◆ **Activity**: All lines in the records below that hold "paint" are to be shown.
··· Input data ···
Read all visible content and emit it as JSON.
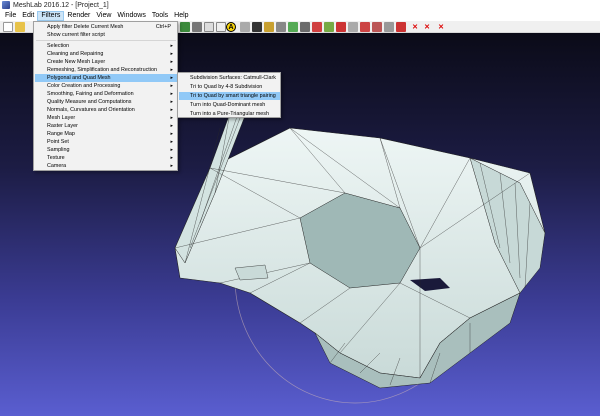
{
  "window": {
    "title": "MeshLab 2016.12 - [Project_1]"
  },
  "menubar": {
    "items": [
      "File",
      "Edit",
      "Filters",
      "Render",
      "View",
      "Windows",
      "Tools",
      "Help"
    ]
  },
  "filters_menu": {
    "header_items": [
      {
        "label": "Apply filter Delete Current Mesh",
        "shortcut": "Ctrl+P"
      },
      {
        "label": "Show current filter script",
        "shortcut": ""
      }
    ],
    "items": [
      {
        "label": "Selection"
      },
      {
        "label": "Cleaning and Repairing"
      },
      {
        "label": "Create New Mesh Layer"
      },
      {
        "label": "Remeshing, Simplification and Reconstruction"
      },
      {
        "label": "Polygonal and Quad Mesh"
      },
      {
        "label": "Color Creation and Processing"
      },
      {
        "label": "Smoothing, Fairing and Deformation"
      },
      {
        "label": "Quality Measure and Computations"
      },
      {
        "label": "Normals, Curvatures and Orientation"
      },
      {
        "label": "Mesh Layer"
      },
      {
        "label": "Raster Layer"
      },
      {
        "label": "Range Map"
      },
      {
        "label": "Point Set"
      },
      {
        "label": "Sampling"
      },
      {
        "label": "Texture"
      },
      {
        "label": "Camera"
      }
    ]
  },
  "submenu": {
    "items": [
      {
        "label": "Subdivision Surfaces: Catmull-Clark"
      },
      {
        "label": "Tri to Quad by 4-8 Subdivision"
      },
      {
        "label": "Tri to Quad by smart triangle pairing"
      },
      {
        "label": "Turn into Quad-Dominant mesh"
      },
      {
        "label": "Turn into a Pure-Triangular mesh"
      }
    ]
  },
  "toolbar": {
    "icons": [
      "new-project-icon",
      "open-icon",
      "reload-icon",
      "save-icon",
      "snapshot-icon",
      "arrow-icon",
      "bounding-box-icon",
      "points-icon",
      "wireframe-icon",
      "hidden-lines-icon",
      "flat-shading-icon",
      "smooth-shading-icon",
      "texture-icon",
      "light-icon",
      "double-side-icon",
      "fancy-light-icon",
      "info-icon",
      "color-icon",
      "select-faces-icon",
      "select-vertices-icon",
      "measure-icon",
      "pick-icon",
      "paint-icon",
      "texture-paint-icon",
      "align-icon",
      "z-paint-icon",
      "select-conn-icon",
      "select-region-icon",
      "manipulator-icon",
      "delete-faces-icon",
      "delete-vertices-icon",
      "delete-all-icon"
    ],
    "info_glyph": "A"
  },
  "colors": {
    "menu_highlight": "#91c9f7",
    "mesh_fill": "#dfeceb",
    "mesh_edge": "#2a2a2a",
    "background_top": "#0b0b18",
    "background_bottom": "#5a5ed0"
  }
}
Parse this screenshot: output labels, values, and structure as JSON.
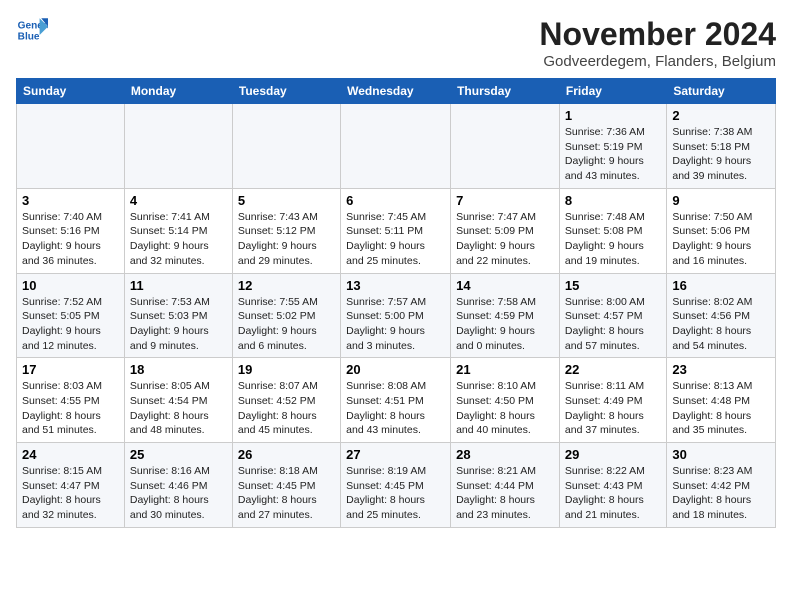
{
  "logo": {
    "line1": "General",
    "line2": "Blue"
  },
  "header": {
    "month_year": "November 2024",
    "location": "Godveerdegem, Flanders, Belgium"
  },
  "days_of_week": [
    "Sunday",
    "Monday",
    "Tuesday",
    "Wednesday",
    "Thursday",
    "Friday",
    "Saturday"
  ],
  "weeks": [
    [
      {
        "num": "",
        "info": ""
      },
      {
        "num": "",
        "info": ""
      },
      {
        "num": "",
        "info": ""
      },
      {
        "num": "",
        "info": ""
      },
      {
        "num": "",
        "info": ""
      },
      {
        "num": "1",
        "info": "Sunrise: 7:36 AM\nSunset: 5:19 PM\nDaylight: 9 hours and 43 minutes."
      },
      {
        "num": "2",
        "info": "Sunrise: 7:38 AM\nSunset: 5:18 PM\nDaylight: 9 hours and 39 minutes."
      }
    ],
    [
      {
        "num": "3",
        "info": "Sunrise: 7:40 AM\nSunset: 5:16 PM\nDaylight: 9 hours and 36 minutes."
      },
      {
        "num": "4",
        "info": "Sunrise: 7:41 AM\nSunset: 5:14 PM\nDaylight: 9 hours and 32 minutes."
      },
      {
        "num": "5",
        "info": "Sunrise: 7:43 AM\nSunset: 5:12 PM\nDaylight: 9 hours and 29 minutes."
      },
      {
        "num": "6",
        "info": "Sunrise: 7:45 AM\nSunset: 5:11 PM\nDaylight: 9 hours and 25 minutes."
      },
      {
        "num": "7",
        "info": "Sunrise: 7:47 AM\nSunset: 5:09 PM\nDaylight: 9 hours and 22 minutes."
      },
      {
        "num": "8",
        "info": "Sunrise: 7:48 AM\nSunset: 5:08 PM\nDaylight: 9 hours and 19 minutes."
      },
      {
        "num": "9",
        "info": "Sunrise: 7:50 AM\nSunset: 5:06 PM\nDaylight: 9 hours and 16 minutes."
      }
    ],
    [
      {
        "num": "10",
        "info": "Sunrise: 7:52 AM\nSunset: 5:05 PM\nDaylight: 9 hours and 12 minutes."
      },
      {
        "num": "11",
        "info": "Sunrise: 7:53 AM\nSunset: 5:03 PM\nDaylight: 9 hours and 9 minutes."
      },
      {
        "num": "12",
        "info": "Sunrise: 7:55 AM\nSunset: 5:02 PM\nDaylight: 9 hours and 6 minutes."
      },
      {
        "num": "13",
        "info": "Sunrise: 7:57 AM\nSunset: 5:00 PM\nDaylight: 9 hours and 3 minutes."
      },
      {
        "num": "14",
        "info": "Sunrise: 7:58 AM\nSunset: 4:59 PM\nDaylight: 9 hours and 0 minutes."
      },
      {
        "num": "15",
        "info": "Sunrise: 8:00 AM\nSunset: 4:57 PM\nDaylight: 8 hours and 57 minutes."
      },
      {
        "num": "16",
        "info": "Sunrise: 8:02 AM\nSunset: 4:56 PM\nDaylight: 8 hours and 54 minutes."
      }
    ],
    [
      {
        "num": "17",
        "info": "Sunrise: 8:03 AM\nSunset: 4:55 PM\nDaylight: 8 hours and 51 minutes."
      },
      {
        "num": "18",
        "info": "Sunrise: 8:05 AM\nSunset: 4:54 PM\nDaylight: 8 hours and 48 minutes."
      },
      {
        "num": "19",
        "info": "Sunrise: 8:07 AM\nSunset: 4:52 PM\nDaylight: 8 hours and 45 minutes."
      },
      {
        "num": "20",
        "info": "Sunrise: 8:08 AM\nSunset: 4:51 PM\nDaylight: 8 hours and 43 minutes."
      },
      {
        "num": "21",
        "info": "Sunrise: 8:10 AM\nSunset: 4:50 PM\nDaylight: 8 hours and 40 minutes."
      },
      {
        "num": "22",
        "info": "Sunrise: 8:11 AM\nSunset: 4:49 PM\nDaylight: 8 hours and 37 minutes."
      },
      {
        "num": "23",
        "info": "Sunrise: 8:13 AM\nSunset: 4:48 PM\nDaylight: 8 hours and 35 minutes."
      }
    ],
    [
      {
        "num": "24",
        "info": "Sunrise: 8:15 AM\nSunset: 4:47 PM\nDaylight: 8 hours and 32 minutes."
      },
      {
        "num": "25",
        "info": "Sunrise: 8:16 AM\nSunset: 4:46 PM\nDaylight: 8 hours and 30 minutes."
      },
      {
        "num": "26",
        "info": "Sunrise: 8:18 AM\nSunset: 4:45 PM\nDaylight: 8 hours and 27 minutes."
      },
      {
        "num": "27",
        "info": "Sunrise: 8:19 AM\nSunset: 4:45 PM\nDaylight: 8 hours and 25 minutes."
      },
      {
        "num": "28",
        "info": "Sunrise: 8:21 AM\nSunset: 4:44 PM\nDaylight: 8 hours and 23 minutes."
      },
      {
        "num": "29",
        "info": "Sunrise: 8:22 AM\nSunset: 4:43 PM\nDaylight: 8 hours and 21 minutes."
      },
      {
        "num": "30",
        "info": "Sunrise: 8:23 AM\nSunset: 4:42 PM\nDaylight: 8 hours and 18 minutes."
      }
    ]
  ]
}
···
◆ **Response below**:
      "paint-icon",
      "texture-paint-icon",
      "z-paint-icon",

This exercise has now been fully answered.